The average levels of vitamin D in the blood are as follows:

  • Anything above 150ng/mL of blood is toxic
  • Around 60ng/mL of blood is the safe upper limit. Doctors recommend that you shouldn't go above that.
  • Around 25ng/mL is the safest level of vitamin D in the blood.

You can find out how much vitamin D is in your body by taking a simple blood test. Your doctor will inform you whether you're deficient in vitamin D or not. Make sure that you don’t begin supplementation with vitamin D unless you have spoken with your doctor first.

What Happens If You Have Too Much Vitamin D?

As mentioned earlier, vitamin D accumulates over time as it's stored in the fat cells of your body. It's important to mention that some people might never develop symptoms, even if they have a lot of vitamin D in their bodies. However, when symptoms do occur, they're quite visible and they might cause great discomfort for the person in question.

For example, vitamin D toxicity can lead to hypercalcemia. This is characterized by an excessive amount of calcium in the body. Too much calcium can put a lot of stress on the kidneys as these organs will constantly struggle to eliminate it through urine. Symptoms of hypercalcemia include nausea, vomiting, constipation, and headaches.

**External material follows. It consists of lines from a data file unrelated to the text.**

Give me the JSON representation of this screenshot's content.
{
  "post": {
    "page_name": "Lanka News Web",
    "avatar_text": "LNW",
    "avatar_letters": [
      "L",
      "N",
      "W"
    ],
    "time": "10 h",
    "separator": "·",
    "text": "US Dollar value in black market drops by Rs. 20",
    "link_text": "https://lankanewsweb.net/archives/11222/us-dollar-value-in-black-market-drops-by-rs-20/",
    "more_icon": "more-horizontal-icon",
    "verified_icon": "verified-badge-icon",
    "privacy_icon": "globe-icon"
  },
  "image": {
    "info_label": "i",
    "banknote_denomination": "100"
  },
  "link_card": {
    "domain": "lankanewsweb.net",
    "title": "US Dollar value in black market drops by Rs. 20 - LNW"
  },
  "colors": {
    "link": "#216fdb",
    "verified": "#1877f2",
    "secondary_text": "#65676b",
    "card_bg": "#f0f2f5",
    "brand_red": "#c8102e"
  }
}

At the same time, too much vitamin D can also cause an abnormal heart rhythm, confusion, and weakness in various individuals. To prevent such symptoms, make sure that you never exceed taking more than 4,000 IU of vitamin D per day. If you're supplementing, remember that you will take some vitamin D from the sun and your diet as well, so your supplementation dosage should be smaller than the recommended dosage.

Important Things to Know About Vitamin D

Since you will be taking a lot of vitamin D from sunlight during warm seasons, it's a good idea to reduce your supplementation of vitamin D in these months. This will prevent a buildup of vitamin D in the body and it lowers to chances of reaching vitamin D toxicity.

However, people with dark-skin pigmentation shouldn't reduce their supplementation with this vitamin. That's because a darker skin considerably reduces the absorption of vitamin D. This is probably the reason why so many African-American men have a deficiency of vitamin D which can lead to prostate cancer.

At the same time, using sunscreen during the summer can also reduce the absorption of vitamin D. Ideally, people should expose themselves to mild sunlight until 11 am and then after16 pm. This will prevent the hot sunlight from causing burns or skin cancer. If you want to wear sunscreen to protect the skin, make sure that you use it during the first stages of sun exposure, not all the time.

Why Is Vitamin D so Important?

An increasing body of scientific knowledge reveals that vitamin D is crucial for a plethora of bodily functions. For example, it facilitates the absorption of calcium and without sufficient vitamin D, you can develop fragile bones and osteoporosis. Vitamin D also plays a vital role in the immune function, protecting you from diseases and illnesses.

Another benefit of vitamin D is optimizing muscle function. An adequate amount of this vitamin allows your muscles to move freely and remain flexible. Vitamin D also helps to carry nerve messages between the brain and your muscles. That's why people who have too little vitamin D in their bodies are predisposed to various issues with the nervous system. Check out this article to learn more about the benefits of vitamin d3.

As you can see, you need to get an optimal amount of vitamin Di n the body, but without exceeding the maximum dosage. If you have a vitamin D deficiency already, it might take months of supplementation until you reach healthy blood levels of vitamin D.

Now You Know How Much Vitamin D Is Too Much!

Hopefully, this article acted as an eye-opener for you and now you know how much is too much when it comes to vitamin D. Make sure that you speak with your healthcare provider to determine if you need to start vitamin D supplementation or not.

In the meantime, explore the other articles on our website to learn more about vitamins and how to improve your health!